> [RECORDS PROVIDED]:
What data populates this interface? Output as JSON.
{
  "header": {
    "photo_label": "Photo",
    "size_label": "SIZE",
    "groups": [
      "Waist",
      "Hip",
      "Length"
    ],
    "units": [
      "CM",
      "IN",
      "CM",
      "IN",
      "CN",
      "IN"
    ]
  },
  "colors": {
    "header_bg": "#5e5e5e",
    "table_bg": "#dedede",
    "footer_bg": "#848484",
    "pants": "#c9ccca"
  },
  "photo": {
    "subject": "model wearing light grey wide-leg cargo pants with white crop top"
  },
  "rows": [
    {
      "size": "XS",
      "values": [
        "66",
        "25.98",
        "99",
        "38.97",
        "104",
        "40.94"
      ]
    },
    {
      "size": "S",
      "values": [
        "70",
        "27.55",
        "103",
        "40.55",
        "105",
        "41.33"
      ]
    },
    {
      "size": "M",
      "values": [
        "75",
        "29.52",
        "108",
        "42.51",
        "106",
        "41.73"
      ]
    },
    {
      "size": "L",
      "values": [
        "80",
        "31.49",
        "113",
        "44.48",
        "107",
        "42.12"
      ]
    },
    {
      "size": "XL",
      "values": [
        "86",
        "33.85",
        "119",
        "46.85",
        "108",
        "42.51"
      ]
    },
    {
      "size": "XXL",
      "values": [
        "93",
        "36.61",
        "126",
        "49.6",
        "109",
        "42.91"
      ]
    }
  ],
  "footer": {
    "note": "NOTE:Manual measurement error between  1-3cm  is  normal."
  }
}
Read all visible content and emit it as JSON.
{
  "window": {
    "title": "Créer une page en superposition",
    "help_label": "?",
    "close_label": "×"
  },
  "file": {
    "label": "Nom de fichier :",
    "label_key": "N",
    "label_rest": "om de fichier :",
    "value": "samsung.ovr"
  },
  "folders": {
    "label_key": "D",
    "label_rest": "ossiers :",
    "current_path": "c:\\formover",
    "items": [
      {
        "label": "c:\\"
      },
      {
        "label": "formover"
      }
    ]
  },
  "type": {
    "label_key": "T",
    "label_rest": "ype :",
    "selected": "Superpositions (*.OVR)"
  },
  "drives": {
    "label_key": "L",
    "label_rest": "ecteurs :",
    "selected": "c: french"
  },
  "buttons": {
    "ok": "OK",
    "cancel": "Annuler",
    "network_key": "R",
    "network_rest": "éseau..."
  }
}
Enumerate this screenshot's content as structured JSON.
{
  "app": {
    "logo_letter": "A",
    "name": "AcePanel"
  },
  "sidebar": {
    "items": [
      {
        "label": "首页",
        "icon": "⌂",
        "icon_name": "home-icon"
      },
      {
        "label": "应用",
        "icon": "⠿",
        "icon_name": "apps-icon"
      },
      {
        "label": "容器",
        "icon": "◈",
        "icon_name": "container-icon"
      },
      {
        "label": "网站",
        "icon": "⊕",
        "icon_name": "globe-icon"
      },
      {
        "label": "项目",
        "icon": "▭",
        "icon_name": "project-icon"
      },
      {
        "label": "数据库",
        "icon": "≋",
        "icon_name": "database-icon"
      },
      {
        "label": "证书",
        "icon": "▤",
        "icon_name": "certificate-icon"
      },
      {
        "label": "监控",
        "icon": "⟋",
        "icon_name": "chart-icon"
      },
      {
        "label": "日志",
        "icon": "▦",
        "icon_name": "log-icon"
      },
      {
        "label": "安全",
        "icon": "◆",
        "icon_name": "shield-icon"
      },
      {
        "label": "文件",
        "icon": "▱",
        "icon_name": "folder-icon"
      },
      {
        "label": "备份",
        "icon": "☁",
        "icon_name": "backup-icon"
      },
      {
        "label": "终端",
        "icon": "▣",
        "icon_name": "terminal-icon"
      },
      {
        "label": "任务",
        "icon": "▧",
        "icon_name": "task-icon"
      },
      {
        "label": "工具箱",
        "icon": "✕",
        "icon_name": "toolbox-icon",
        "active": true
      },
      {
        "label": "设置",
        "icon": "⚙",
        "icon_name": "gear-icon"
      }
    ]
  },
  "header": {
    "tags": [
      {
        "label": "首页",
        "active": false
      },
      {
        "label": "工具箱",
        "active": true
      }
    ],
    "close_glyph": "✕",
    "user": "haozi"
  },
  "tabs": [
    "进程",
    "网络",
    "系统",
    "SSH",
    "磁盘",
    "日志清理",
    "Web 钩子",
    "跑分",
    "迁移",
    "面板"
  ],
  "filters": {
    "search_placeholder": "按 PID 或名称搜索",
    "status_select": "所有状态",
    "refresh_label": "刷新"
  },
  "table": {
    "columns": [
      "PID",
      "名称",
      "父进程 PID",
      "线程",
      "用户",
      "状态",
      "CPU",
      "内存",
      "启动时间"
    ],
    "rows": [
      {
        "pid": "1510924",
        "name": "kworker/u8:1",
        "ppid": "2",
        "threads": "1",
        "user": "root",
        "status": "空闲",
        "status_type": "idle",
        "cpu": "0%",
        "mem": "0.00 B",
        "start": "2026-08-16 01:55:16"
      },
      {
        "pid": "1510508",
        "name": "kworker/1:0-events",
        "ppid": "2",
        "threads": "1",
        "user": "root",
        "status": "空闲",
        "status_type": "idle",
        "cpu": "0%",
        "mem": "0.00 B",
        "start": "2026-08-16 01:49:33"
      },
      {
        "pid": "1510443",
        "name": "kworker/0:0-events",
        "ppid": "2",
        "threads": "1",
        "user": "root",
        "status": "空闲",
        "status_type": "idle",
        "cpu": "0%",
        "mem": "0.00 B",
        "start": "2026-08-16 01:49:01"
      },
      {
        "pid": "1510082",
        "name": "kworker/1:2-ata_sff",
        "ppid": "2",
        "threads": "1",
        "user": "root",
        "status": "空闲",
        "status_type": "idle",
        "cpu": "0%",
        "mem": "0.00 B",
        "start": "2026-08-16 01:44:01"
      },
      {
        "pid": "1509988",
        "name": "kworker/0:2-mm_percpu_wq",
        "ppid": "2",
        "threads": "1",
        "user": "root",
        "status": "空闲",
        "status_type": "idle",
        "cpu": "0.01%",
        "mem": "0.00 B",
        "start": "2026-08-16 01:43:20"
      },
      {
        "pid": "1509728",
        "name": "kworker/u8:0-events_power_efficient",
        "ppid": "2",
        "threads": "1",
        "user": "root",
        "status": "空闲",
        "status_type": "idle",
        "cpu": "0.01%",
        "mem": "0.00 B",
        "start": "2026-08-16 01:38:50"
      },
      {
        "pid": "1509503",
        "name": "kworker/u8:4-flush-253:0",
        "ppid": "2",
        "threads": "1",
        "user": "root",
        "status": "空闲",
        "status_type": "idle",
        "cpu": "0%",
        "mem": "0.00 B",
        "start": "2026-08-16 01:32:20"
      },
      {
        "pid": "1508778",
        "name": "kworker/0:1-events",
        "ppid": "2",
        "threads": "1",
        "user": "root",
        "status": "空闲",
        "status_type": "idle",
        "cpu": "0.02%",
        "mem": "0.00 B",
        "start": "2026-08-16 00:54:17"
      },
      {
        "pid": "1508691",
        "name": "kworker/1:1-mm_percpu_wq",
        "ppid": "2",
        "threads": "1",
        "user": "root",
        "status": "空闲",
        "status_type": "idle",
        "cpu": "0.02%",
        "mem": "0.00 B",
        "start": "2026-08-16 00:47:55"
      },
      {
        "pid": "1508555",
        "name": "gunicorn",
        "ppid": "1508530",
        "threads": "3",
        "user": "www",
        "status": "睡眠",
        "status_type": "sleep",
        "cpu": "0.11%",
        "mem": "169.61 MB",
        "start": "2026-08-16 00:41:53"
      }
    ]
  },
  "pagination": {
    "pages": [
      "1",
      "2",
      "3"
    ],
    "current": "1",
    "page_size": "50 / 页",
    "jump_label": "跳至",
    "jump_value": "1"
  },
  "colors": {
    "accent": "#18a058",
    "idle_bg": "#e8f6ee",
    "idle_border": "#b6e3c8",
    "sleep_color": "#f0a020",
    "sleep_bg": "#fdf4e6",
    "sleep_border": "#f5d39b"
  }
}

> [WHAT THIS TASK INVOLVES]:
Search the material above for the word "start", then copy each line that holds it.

> [SOLUTION FOR THIS PROBLEM]:
        "start": "2026-08-16 01:55:16"
        "start": "2026-08-16 01:49:33"
        "start": "2026-08-16 01:49:01"
        "start": "2026-08-16 01:44:01"
        "start": "2026-08-16 01:43:20"
        "start": "2026-08-16 01:38:50"
        "start": "2026-08-16 01:32:20"
        "start": "2026-08-16 00:54:17"
        "start": "2026-08-16 00:47:55"
        "start": "2026-08-16 00:41:53"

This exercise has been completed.